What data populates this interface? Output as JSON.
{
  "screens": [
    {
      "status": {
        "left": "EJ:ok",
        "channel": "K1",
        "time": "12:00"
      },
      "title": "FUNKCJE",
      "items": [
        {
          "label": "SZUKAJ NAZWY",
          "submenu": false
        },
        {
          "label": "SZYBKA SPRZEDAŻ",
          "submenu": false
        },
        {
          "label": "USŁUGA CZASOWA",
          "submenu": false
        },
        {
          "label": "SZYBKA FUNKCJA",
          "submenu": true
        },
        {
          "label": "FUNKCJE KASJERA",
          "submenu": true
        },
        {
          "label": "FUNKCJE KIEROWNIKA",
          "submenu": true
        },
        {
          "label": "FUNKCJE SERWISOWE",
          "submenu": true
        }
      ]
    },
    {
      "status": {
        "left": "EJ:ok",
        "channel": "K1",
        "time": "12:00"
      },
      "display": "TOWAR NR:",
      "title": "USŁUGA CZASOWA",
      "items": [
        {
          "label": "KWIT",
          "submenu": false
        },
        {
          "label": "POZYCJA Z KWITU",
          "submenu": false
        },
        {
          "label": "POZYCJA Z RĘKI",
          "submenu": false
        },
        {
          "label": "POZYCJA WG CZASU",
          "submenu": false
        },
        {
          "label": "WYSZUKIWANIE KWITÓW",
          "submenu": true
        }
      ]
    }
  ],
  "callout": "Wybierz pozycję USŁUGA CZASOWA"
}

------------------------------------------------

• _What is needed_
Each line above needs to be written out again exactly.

• _Task response_
What data populates this interface? Output as JSON.
{
  "screens": [
    {
      "status": {
        "left": "EJ:ok",
        "channel": "K1",
        "time": "12:00"
      },
      "title": "FUNKCJE",
      "items": [
        {
          "label": "SZUKAJ NAZWY",
          "submenu": false
        },
        {
          "label": "SZYBKA SPRZEDAŻ",
          "submenu": false
        },
        {
          "label": "USŁUGA CZASOWA",
          "submenu": false
        },
        {
          "label": "SZYBKA FUNKCJA",
          "submenu": true
        },
        {
          "label": "FUNKCJE KASJERA",
          "submenu": true
        },
        {
          "label": "FUNKCJE KIEROWNIKA",
          "submenu": true
        },
        {
          "label": "FUNKCJE SERWISOWE",
          "submenu": true
        }
      ]
    },
    {
      "status": {
        "left": "EJ:ok",
        "channel": "K1",
        "time": "12:00"
      },
      "display": "TOWAR NR:",
      "title": "USŁUGA CZASOWA",
      "items": [
        {
          "label": "KWIT",
          "submenu": false
        },
        {
          "label": "POZYCJA Z KWITU",
          "submenu": false
        },
        {
          "label": "POZYCJA Z RĘKI",
          "submenu": false
        },
        {
          "label": "POZYCJA WG CZASU",
          "submenu": false
        },
        {
          "label": "WYSZUKIWANIE KWITÓW",
          "submenu": true
        }
      ]
    }
  ],
  "callout": "Wybierz pozycję USŁUGA CZASOWA"
}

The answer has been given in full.